The task.
Locate the word "title" in the material, then show every line that holds it.

· · · ·

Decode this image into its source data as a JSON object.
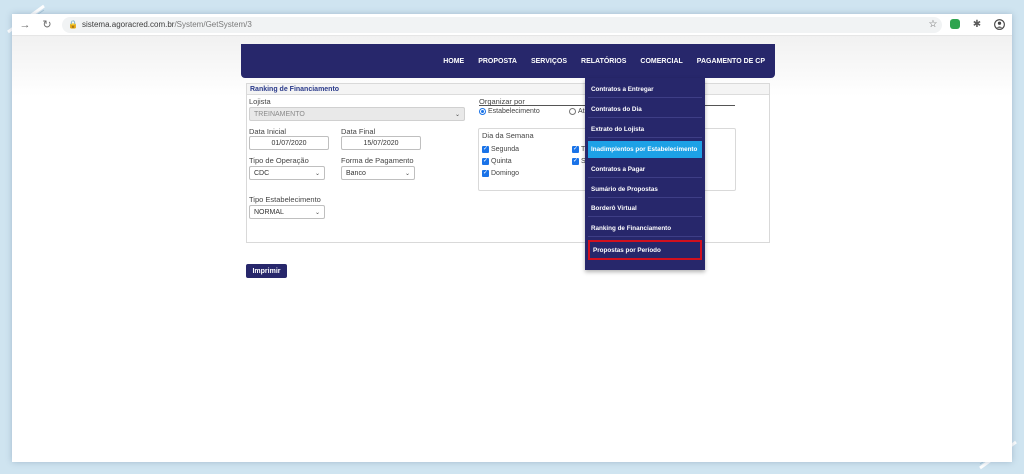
{
  "browser": {
    "url_host": "sistema.agoracred.com.br",
    "url_path": "/System/GetSystem/3"
  },
  "nav": {
    "items": [
      "HOME",
      "PROPOSTA",
      "SERVIÇOS",
      "RELATÓRIOS",
      "COMERCIAL",
      "PAGAMENTO DE CP"
    ]
  },
  "panel": {
    "title": "Ranking de Financiamento",
    "lojista_label": "Lojista",
    "lojista_value": "TREINAMENTO",
    "data_inicial_label": "Data Inicial",
    "data_inicial_value": "01/07/2020",
    "data_final_label": "Data Final",
    "data_final_value": "15/07/2020",
    "tipo_operacao_label": "Tipo de Operação",
    "tipo_operacao_value": "CDC",
    "forma_pagamento_label": "Forma de Pagamento",
    "forma_pagamento_value": "Banco",
    "tipo_estab_label": "Tipo Estabelecimento",
    "tipo_estab_value": "NORMAL",
    "organizar_label": "Organizar por",
    "organizar_opt1": "Estabelecimento",
    "organizar_opt2": "At",
    "dia_semana_label": "Dia da Semana",
    "dias": [
      "Segunda",
      "T",
      "Quinta",
      "S",
      "Domingo"
    ]
  },
  "print_button": "Imprimir",
  "dropdown": {
    "items": [
      "Contratos a Entregar",
      "Contratos do Dia",
      "Extrato do Lojista",
      "Inadimplentos por Estabelecimento",
      "Contratos a Pagar",
      "Sumário de Propostas",
      "Borderô Virtual",
      "Ranking de Financiamento",
      "Propostas por Período"
    ],
    "active_index": 3,
    "outlined_index": 8
  },
  "colors": {
    "navbar": "#27276b",
    "active_item": "#1da1e6",
    "outline": "#d2101e",
    "background": "#cfe4f0"
  }
}
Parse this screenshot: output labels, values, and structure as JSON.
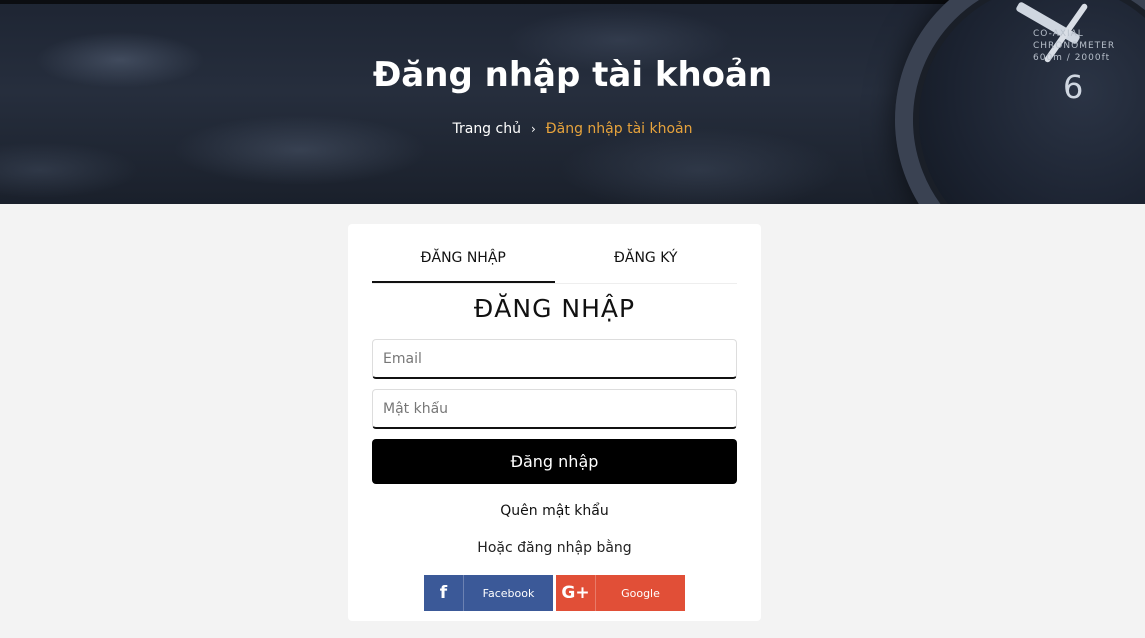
{
  "hero": {
    "title": "Đăng nhập tài khoản",
    "breadcrumb": {
      "home": "Trang chủ",
      "separator": "›",
      "current": "Đăng nhập tài khoản"
    },
    "watch_text": "CO-AXIAL\nCHRONOMETER\n600m / 2000ft",
    "watch_numeral": "6"
  },
  "tabs": [
    {
      "label": "ĐĂNG NHẬP",
      "active": true
    },
    {
      "label": "ĐĂNG KÝ",
      "active": false
    }
  ],
  "form": {
    "title": "ĐĂNG NHẬP",
    "email_placeholder": "Email",
    "email_value": "",
    "password_placeholder": "Mật khẩu",
    "password_value": "",
    "submit_label": "Đăng nhập",
    "forgot_label": "Quên mật khẩu",
    "or_label": "Hoặc đăng nhập bằng"
  },
  "social": {
    "facebook": {
      "label": "Facebook",
      "icon": "facebook-icon",
      "color": "#3b5998"
    },
    "google": {
      "label": "Google",
      "icon": "google-plus-icon",
      "color": "#e14f37"
    }
  },
  "colors": {
    "accent": "#e7a33c",
    "button": "#000000",
    "background": "#f3f3f3"
  }
}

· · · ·

Expected answer.
    "title": "Ranking de Financiamento",
    "title": "Đăng nhập tài khoản",
    "title": "ĐĂNG NHẬP",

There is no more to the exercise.